++++ Information given ++++

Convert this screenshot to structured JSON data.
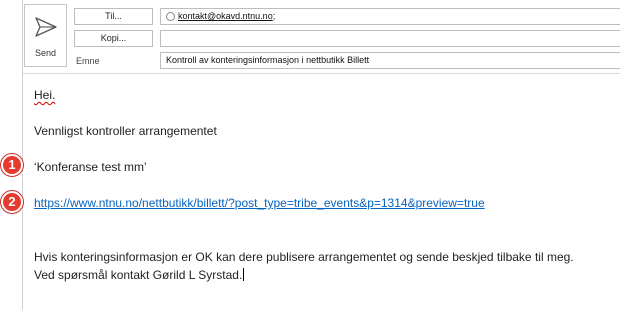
{
  "header": {
    "send_label": "Send",
    "to_button": "Til...",
    "cc_button": "Kopi...",
    "subject_label": "Emne",
    "to_recipient": "kontakt@okavd.ntnu.no",
    "to_separator": ";",
    "cc_value": "",
    "subject_value": "Kontroll av konteringsinformasjon i nettbutikk Billett"
  },
  "body": {
    "greeting": "Hei.",
    "line1": "Vennligst kontroller arrangementet",
    "event_name": "‘Konferanse test mm’",
    "link": "https://www.ntnu.no/nettbutikk/billett/?post_type=tribe_events&p=1314&preview=true",
    "line2": "Hvis konteringsinformasjon er OK kan dere publisere arrangementet og sende beskjed tilbake til meg.",
    "line3": "Ved spørsmål kontakt Gørild L Syrstad."
  },
  "markers": [
    "1",
    "2"
  ],
  "colors": {
    "marker": "#e53a2f",
    "link": "#0563c1"
  }
}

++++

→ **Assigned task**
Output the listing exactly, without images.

→ **Response to this task**
Convert this screenshot to structured JSON data.
{
  "header": {
    "send_label": "Send",
    "to_button": "Til...",
    "cc_button": "Kopi...",
    "subject_label": "Emne",
    "to_recipient": "kontakt@okavd.ntnu.no",
    "to_separator": ";",
    "cc_value": "",
    "subject_value": "Kontroll av konteringsinformasjon i nettbutikk Billett"
  },
  "body": {
    "greeting": "Hei.",
    "line1": "Vennligst kontroller arrangementet",
    "event_name": "‘Konferanse test mm’",
    "link": "https://www.ntnu.no/nettbutikk/billett/?post_type=tribe_events&p=1314&preview=true",
    "line2": "Hvis konteringsinformasjon er OK kan dere publisere arrangementet og sende beskjed tilbake til meg.",
    "line3": "Ved spørsmål kontakt Gørild L Syrstad."
  },
  "markers": [
    "1",
    "2"
  ],
  "colors": {
    "marker": "#e53a2f",
    "link": "#0563c1"
  }
}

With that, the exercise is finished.